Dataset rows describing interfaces
◆ ◆ ◆ ◆ ◆ ◆ ◆
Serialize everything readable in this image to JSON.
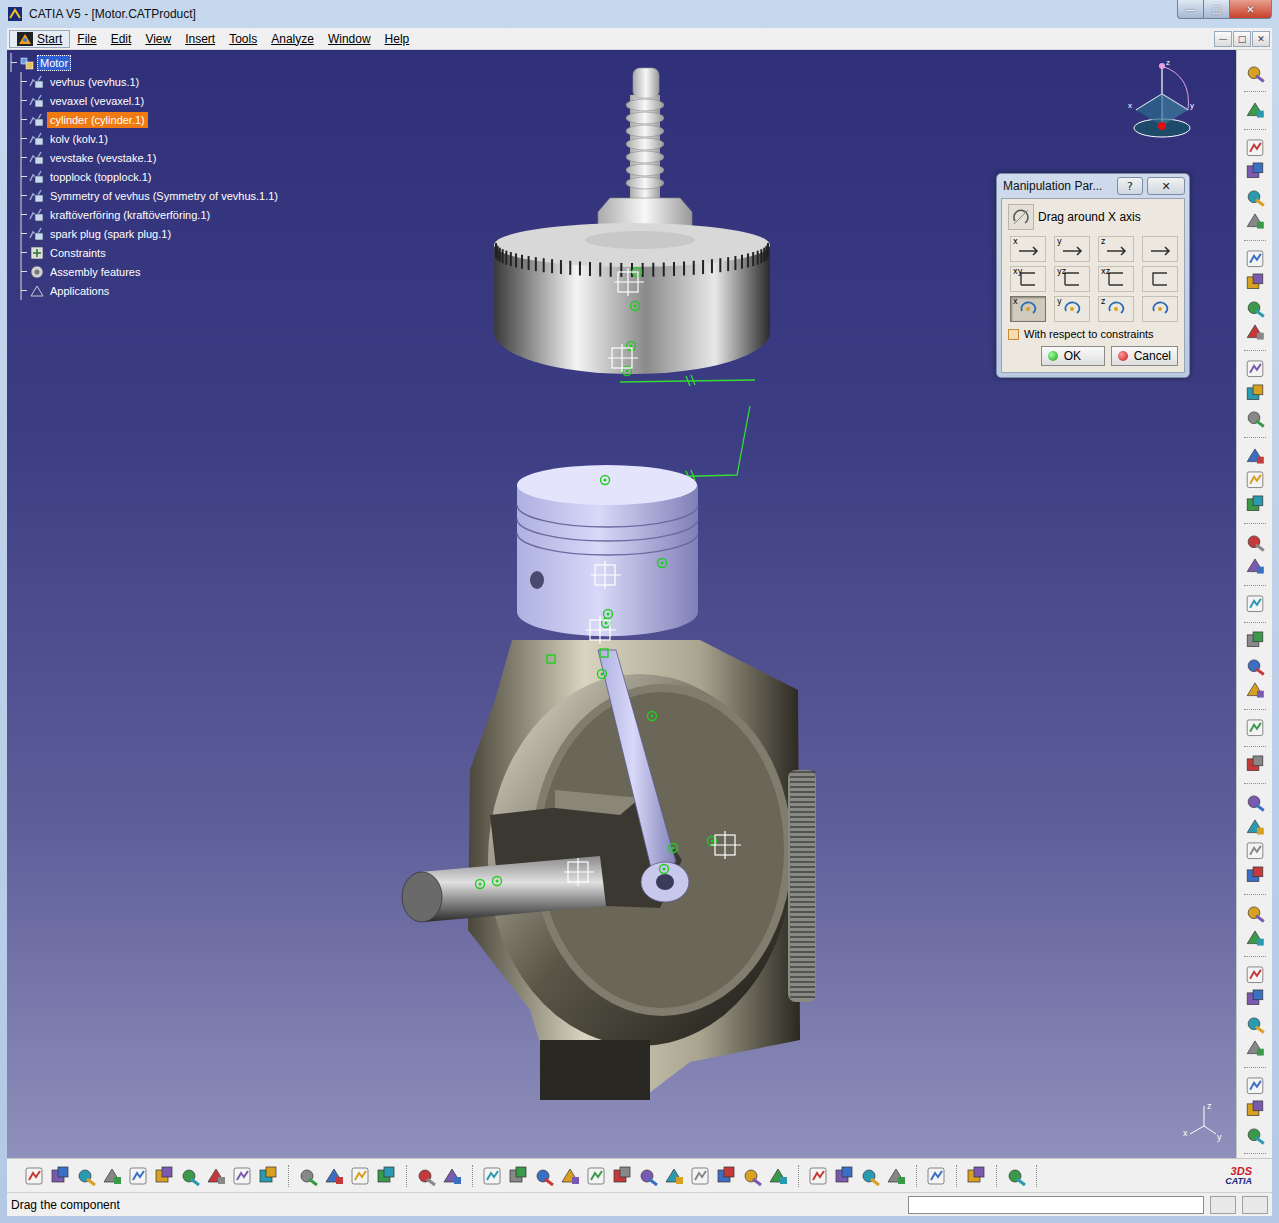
{
  "window": {
    "title": "CATIA V5 - [Motor.CATProduct]",
    "controls": [
      "—",
      "□",
      "✕"
    ]
  },
  "menu": [
    {
      "label": "Start",
      "kind": "start"
    },
    {
      "label": "File",
      "kind": "menu"
    },
    {
      "label": "Edit",
      "kind": "menu"
    },
    {
      "label": "View",
      "kind": "menu"
    },
    {
      "label": "Insert",
      "kind": "menu"
    },
    {
      "label": "Tools",
      "kind": "menu"
    },
    {
      "label": "Analyze",
      "kind": "menu"
    },
    {
      "label": "Window",
      "kind": "menu"
    },
    {
      "label": "Help",
      "kind": "menu"
    }
  ],
  "document_controls": [
    "—",
    "□",
    "✕"
  ],
  "tree": {
    "items": [
      {
        "label": "Motor",
        "kind": "product",
        "active": true,
        "selected": false
      },
      {
        "label": "vevhus (vevhus.1)",
        "kind": "component",
        "active": false,
        "selected": false
      },
      {
        "label": "vevaxel (vevaxel.1)",
        "kind": "component",
        "active": false,
        "selected": false
      },
      {
        "label": "cylinder (cylinder.1)",
        "kind": "component",
        "active": false,
        "selected": true
      },
      {
        "label": "kolv (kolv.1)",
        "kind": "component",
        "active": false,
        "selected": false
      },
      {
        "label": "vevstake (vevstake.1)",
        "kind": "component",
        "active": false,
        "selected": false
      },
      {
        "label": "topplock (topplock.1)",
        "kind": "component",
        "active": false,
        "selected": false
      },
      {
        "label": "Symmetry of vevhus (Symmetry of vevhus.1.1)",
        "kind": "component",
        "active": false,
        "selected": false
      },
      {
        "label": "kraftöverföring (kraftöverföring.1)",
        "kind": "component",
        "active": false,
        "selected": false
      },
      {
        "label": "spark plug (spark plug.1)",
        "kind": "component",
        "active": false,
        "selected": false
      },
      {
        "label": "Constraints",
        "kind": "constraints",
        "active": false,
        "selected": false
      },
      {
        "label": "Assembly features",
        "kind": "features",
        "active": false,
        "selected": false
      },
      {
        "label": "Applications",
        "kind": "applications",
        "active": false,
        "selected": false
      }
    ]
  },
  "dialog": {
    "title": "Manipulation Par...",
    "help": "?",
    "close": "✕",
    "mode": "Drag around X axis",
    "buttons": [
      {
        "label": "x",
        "selected": false
      },
      {
        "label": "y",
        "selected": false
      },
      {
        "label": "z",
        "selected": false
      },
      {
        "label": "",
        "selected": false
      },
      {
        "label": "xy",
        "selected": false
      },
      {
        "label": "yz",
        "selected": false
      },
      {
        "label": "xz",
        "selected": false
      },
      {
        "label": "",
        "selected": false
      },
      {
        "label": "x",
        "selected": true
      },
      {
        "label": "y",
        "selected": false
      },
      {
        "label": "z",
        "selected": false
      },
      {
        "label": "",
        "selected": false
      }
    ],
    "checkbox": {
      "label": "With respect to constraints",
      "checked": false
    },
    "actions": [
      {
        "label": "OK",
        "kind": "ok"
      },
      {
        "label": "Cancel",
        "kind": "cancel"
      }
    ]
  },
  "compass": {
    "labels": [
      "x",
      "y",
      "z"
    ]
  },
  "axes": {
    "labels": [
      "z",
      "x",
      "y"
    ]
  },
  "logo": {
    "brand": "3DS",
    "product": "CATIA"
  },
  "status_bar": {
    "text": "Drag the component"
  }
}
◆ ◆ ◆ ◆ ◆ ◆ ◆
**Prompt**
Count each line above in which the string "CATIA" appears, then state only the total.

**Your solution**
2